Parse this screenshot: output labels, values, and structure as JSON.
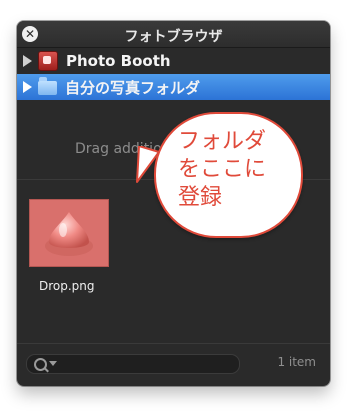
{
  "window": {
    "title": "フォトブラウザ",
    "close_symbol": "✕"
  },
  "sources": [
    {
      "label": "Photo Booth",
      "icon": "photo-booth-icon",
      "selected": false
    },
    {
      "label": "自分の写真フォルダ",
      "icon": "folder-icon",
      "selected": true
    }
  ],
  "drop_zone": {
    "hint": "Drag additio"
  },
  "items": [
    {
      "name": "Drop.png",
      "icon": "drop-image-icon"
    }
  ],
  "bottom_bar": {
    "item_count": "1 item"
  },
  "callout": {
    "text": "フォルダ\nをここに\n登録",
    "color": "#e04a3a"
  },
  "colors": {
    "selection": "#2c73d6",
    "window_bg": "#2a2a2a",
    "thumbnail_bg": "#d9706c"
  }
}
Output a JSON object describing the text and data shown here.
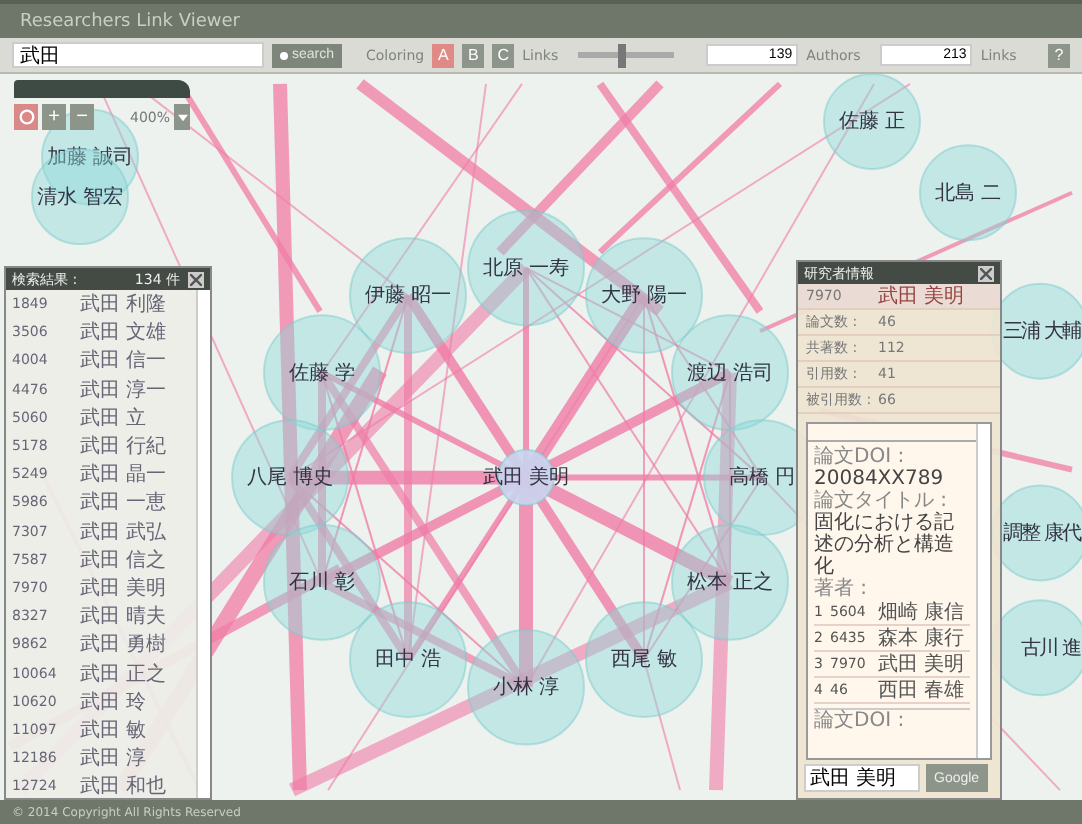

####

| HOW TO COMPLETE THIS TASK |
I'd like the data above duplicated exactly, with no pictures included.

| REPLY |
Parse this screenshot: output labels, values, and structure as JSON.
{
  "window": {
    "title": "フォトブラウザ",
    "close_symbol": "✕"
  },
  "sources": [
    {
      "label": "Photo Booth",
      "icon": "photo-booth-icon",
      "selected": false
    },
    {
      "label": "自分の写真フォルダ",
      "icon": "folder-icon",
      "selected": true
    }
  ],
  "drop_zone": {
    "hint": "Drag additio"
  },
  "items": [
    {
      "name": "Drop.png",
      "icon": "drop-image-icon"
    }
  ],
  "bottom_bar": {
    "item_count": "1 item"
  },
  "callout": {
    "text": "フォルダ\nをここに\n登録",
    "color": "#e04a3a"
  },
  "colors": {
    "selection": "#2c73d6",
    "window_bg": "#2a2a2a",
    "thumbnail_bg": "#d9706c"
  }
}
Output a JSON object describing the text and data shown here.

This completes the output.